- **Work task**
Where does the string "subtitle" occur in the records below? Copy every line that holds it.

(Data records for software interfaces)

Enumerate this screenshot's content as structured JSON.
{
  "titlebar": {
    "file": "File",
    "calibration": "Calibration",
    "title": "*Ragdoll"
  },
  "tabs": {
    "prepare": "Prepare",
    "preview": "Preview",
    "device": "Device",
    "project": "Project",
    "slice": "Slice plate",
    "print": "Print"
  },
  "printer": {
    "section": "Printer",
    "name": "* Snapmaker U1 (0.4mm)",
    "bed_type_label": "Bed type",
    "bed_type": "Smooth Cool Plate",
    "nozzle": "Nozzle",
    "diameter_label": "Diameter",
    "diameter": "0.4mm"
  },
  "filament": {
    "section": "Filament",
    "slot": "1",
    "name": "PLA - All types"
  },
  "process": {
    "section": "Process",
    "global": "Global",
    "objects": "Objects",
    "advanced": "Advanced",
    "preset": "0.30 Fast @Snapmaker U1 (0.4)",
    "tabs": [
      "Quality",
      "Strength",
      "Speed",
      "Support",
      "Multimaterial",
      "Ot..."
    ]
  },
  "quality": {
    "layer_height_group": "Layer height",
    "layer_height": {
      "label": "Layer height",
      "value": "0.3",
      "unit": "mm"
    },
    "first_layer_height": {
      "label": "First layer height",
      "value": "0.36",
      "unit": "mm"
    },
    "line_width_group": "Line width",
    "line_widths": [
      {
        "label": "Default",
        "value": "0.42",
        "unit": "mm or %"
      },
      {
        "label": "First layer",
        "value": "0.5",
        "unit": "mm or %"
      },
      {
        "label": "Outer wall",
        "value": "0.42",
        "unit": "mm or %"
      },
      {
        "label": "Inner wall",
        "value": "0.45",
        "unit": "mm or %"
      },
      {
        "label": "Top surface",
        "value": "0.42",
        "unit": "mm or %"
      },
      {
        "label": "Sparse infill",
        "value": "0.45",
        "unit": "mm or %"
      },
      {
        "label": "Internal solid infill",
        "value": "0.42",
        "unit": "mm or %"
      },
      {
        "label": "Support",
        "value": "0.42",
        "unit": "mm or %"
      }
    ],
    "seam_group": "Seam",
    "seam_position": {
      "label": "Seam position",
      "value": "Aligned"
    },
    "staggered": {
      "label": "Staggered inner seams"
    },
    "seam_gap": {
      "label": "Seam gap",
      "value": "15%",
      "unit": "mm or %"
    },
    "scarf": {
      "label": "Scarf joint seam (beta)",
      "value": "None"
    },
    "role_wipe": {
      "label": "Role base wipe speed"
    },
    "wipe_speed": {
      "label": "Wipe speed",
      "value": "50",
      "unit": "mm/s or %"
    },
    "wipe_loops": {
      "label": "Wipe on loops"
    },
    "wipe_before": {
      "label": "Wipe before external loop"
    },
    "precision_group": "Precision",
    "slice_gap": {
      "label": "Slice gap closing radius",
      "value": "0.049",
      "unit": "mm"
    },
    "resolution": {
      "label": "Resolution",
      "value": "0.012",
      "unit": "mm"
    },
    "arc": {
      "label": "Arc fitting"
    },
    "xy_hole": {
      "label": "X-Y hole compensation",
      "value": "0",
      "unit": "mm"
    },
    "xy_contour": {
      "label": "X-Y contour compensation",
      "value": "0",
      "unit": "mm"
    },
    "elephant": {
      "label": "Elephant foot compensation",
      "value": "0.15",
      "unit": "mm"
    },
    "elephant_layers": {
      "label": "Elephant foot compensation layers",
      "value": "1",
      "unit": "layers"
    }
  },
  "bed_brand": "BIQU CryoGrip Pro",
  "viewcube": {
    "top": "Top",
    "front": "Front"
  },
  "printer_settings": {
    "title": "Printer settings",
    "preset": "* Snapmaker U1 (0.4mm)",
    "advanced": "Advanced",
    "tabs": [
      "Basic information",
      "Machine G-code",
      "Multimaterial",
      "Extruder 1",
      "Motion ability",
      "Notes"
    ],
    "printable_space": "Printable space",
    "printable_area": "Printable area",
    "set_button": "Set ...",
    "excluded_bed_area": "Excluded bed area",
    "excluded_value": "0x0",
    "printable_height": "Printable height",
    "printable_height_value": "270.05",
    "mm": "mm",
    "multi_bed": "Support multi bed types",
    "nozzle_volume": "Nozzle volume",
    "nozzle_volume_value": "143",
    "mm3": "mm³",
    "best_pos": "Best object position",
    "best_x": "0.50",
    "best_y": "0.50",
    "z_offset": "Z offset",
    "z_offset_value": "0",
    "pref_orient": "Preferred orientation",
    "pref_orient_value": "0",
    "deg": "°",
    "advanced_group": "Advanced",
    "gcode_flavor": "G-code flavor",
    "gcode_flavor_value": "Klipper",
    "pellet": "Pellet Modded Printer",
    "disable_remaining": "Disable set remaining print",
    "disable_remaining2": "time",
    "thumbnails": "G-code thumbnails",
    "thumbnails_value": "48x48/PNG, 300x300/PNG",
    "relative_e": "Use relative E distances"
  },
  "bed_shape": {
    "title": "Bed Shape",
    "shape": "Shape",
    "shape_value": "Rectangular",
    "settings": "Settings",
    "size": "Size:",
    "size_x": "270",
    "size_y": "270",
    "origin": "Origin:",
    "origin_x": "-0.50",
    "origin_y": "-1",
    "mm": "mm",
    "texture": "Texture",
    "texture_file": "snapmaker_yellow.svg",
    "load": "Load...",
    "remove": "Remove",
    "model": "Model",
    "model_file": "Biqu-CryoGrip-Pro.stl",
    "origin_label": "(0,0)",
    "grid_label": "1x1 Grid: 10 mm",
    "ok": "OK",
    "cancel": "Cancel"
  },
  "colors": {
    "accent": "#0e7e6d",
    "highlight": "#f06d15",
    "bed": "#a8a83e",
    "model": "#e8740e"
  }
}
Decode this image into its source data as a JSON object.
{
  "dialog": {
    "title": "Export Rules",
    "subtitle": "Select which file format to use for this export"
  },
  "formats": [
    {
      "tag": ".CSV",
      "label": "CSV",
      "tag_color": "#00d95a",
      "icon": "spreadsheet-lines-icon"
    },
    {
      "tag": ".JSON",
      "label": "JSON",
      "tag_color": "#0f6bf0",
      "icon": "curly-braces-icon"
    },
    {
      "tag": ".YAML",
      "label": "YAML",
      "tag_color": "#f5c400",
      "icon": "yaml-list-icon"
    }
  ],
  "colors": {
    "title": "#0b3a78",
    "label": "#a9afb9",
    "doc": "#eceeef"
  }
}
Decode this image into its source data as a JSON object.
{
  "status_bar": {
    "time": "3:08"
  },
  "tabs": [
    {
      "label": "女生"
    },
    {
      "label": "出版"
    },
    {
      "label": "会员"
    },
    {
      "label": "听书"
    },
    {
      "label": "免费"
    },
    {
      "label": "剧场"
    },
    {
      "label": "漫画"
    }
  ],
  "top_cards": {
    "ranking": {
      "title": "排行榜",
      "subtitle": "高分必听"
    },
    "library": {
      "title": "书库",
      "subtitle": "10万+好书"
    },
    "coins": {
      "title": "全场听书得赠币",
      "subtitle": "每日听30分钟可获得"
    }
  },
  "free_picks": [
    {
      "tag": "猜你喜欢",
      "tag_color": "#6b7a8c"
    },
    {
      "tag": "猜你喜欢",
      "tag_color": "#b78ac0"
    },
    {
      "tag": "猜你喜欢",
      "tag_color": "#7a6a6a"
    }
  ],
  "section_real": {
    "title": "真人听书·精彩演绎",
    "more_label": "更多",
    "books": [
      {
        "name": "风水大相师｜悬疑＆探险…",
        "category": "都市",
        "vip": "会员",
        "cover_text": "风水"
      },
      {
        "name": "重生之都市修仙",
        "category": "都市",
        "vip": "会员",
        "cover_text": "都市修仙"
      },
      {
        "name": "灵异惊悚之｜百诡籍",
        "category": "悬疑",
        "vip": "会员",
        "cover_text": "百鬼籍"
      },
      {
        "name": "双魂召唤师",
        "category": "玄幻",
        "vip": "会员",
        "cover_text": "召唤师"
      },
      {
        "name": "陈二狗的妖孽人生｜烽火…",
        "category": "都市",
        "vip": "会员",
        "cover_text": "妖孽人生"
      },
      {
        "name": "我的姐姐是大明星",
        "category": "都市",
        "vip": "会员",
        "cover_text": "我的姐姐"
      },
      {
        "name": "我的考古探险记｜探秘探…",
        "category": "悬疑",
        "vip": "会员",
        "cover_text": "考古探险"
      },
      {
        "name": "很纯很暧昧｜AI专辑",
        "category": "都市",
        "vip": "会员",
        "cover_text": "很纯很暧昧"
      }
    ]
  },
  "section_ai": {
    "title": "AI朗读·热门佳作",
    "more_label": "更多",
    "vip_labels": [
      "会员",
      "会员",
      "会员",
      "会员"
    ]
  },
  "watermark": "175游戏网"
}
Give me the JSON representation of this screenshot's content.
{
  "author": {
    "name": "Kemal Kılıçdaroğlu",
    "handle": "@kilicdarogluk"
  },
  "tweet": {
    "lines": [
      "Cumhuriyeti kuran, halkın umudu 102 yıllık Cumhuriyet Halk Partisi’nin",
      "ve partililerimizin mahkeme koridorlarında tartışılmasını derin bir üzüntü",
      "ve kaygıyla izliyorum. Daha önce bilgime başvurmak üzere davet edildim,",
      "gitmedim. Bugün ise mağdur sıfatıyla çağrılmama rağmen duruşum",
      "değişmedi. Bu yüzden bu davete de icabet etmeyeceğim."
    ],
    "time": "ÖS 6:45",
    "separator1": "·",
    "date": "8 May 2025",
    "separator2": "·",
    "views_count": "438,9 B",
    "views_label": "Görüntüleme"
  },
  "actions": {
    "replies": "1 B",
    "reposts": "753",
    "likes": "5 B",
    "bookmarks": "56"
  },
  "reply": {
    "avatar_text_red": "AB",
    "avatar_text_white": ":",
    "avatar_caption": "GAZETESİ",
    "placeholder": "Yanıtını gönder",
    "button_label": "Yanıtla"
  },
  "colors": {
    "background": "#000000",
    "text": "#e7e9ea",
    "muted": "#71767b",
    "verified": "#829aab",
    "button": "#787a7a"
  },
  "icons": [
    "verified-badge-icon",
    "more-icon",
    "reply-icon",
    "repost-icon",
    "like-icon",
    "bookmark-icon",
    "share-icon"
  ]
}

- **Response**
    "subtitle": "Select which file format to use for this export"
      "subtitle": "高分必听"
      "subtitle": "10万+好书"
      "subtitle": "每日听30分钟可获得"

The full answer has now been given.